### What is being asked
Output all of the entries beneath, exactly as written.

Stored items
..............................

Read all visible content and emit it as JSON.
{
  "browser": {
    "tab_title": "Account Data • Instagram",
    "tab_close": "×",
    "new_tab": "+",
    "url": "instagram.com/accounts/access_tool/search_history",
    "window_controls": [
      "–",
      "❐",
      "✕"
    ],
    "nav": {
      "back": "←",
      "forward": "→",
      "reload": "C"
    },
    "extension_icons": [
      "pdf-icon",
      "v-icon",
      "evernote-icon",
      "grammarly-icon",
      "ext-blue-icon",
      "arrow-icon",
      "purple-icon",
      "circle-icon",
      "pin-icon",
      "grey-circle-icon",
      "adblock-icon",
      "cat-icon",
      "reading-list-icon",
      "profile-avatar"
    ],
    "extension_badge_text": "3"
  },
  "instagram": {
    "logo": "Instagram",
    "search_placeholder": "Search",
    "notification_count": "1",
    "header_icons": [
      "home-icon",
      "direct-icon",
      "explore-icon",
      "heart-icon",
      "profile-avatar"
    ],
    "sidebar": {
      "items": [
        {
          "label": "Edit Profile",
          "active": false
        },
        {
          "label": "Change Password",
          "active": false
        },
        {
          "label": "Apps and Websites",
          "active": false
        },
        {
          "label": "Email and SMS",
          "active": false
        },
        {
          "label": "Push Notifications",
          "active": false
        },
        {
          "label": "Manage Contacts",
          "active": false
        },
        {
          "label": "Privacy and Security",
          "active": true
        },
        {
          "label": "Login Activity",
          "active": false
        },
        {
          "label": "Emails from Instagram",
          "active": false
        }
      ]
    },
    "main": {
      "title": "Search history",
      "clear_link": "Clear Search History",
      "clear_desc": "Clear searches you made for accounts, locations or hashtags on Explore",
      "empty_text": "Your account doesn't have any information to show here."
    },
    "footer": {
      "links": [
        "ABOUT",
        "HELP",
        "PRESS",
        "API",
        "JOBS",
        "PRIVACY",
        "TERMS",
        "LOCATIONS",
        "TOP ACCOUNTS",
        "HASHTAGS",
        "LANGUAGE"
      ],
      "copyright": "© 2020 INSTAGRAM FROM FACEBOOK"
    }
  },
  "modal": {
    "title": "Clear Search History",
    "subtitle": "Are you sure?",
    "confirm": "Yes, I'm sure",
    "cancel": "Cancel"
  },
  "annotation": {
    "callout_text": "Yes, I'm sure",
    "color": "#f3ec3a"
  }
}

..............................

### Result
Read all visible content and emit it as JSON.
{
  "browser": {
    "tab_title": "Account Data • Instagram",
    "tab_close": "×",
    "new_tab": "+",
    "url": "instagram.com/accounts/access_tool/search_history",
    "window_controls": [
      "–",
      "❐",
      "✕"
    ],
    "nav": {
      "back": "←",
      "forward": "→",
      "reload": "C"
    },
    "extension_icons": [
      "pdf-icon",
      "v-icon",
      "evernote-icon",
      "grammarly-icon",
      "ext-blue-icon",
      "arrow-icon",
      "purple-icon",
      "circle-icon",
      "pin-icon",
      "grey-circle-icon",
      "adblock-icon",
      "cat-icon",
      "reading-list-icon",
      "profile-avatar"
    ],
    "extension_badge_text": "3"
  },
  "instagram": {
    "logo": "Instagram",
    "search_placeholder": "Search",
    "notification_count": "1",
    "header_icons": [
      "home-icon",
      "direct-icon",
      "explore-icon",
      "heart-icon",
      "profile-avatar"
    ],
    "sidebar": {
      "items": [
        {
          "label": "Edit Profile",
          "active": false
        },
        {
          "label": "Change Password",
          "active": false
        },
        {
          "label": "Apps and Websites",
          "active": false
        },
        {
          "label": "Email and SMS",
          "active": false
        },
        {
          "label": "Push Notifications",
          "active": false
        },
        {
          "label": "Manage Contacts",
          "active": false
        },
        {
          "label": "Privacy and Security",
          "active": true
        },
        {
          "label": "Login Activity",
          "active": false
        },
        {
          "label": "Emails from Instagram",
          "active": false
        }
      ]
    },
    "main": {
      "title": "Search history",
      "clear_link": "Clear Search History",
      "clear_desc": "Clear searches you made for accounts, locations or hashtags on Explore",
      "empty_text": "Your account doesn't have any information to show here."
    },
    "footer": {
      "links": [
        "ABOUT",
        "HELP",
        "PRESS",
        "API",
        "JOBS",
        "PRIVACY",
        "TERMS",
        "LOCATIONS",
        "TOP ACCOUNTS",
        "HASHTAGS",
        "LANGUAGE"
      ],
      "copyright": "© 2020 INSTAGRAM FROM FACEBOOK"
    }
  },
  "modal": {
    "title": "Clear Search History",
    "subtitle": "Are you sure?",
    "confirm": "Yes, I'm sure",
    "cancel": "Cancel"
  },
  "annotation": {
    "callout_text": "Yes, I'm sure",
    "color": "#f3ec3a"
  }
}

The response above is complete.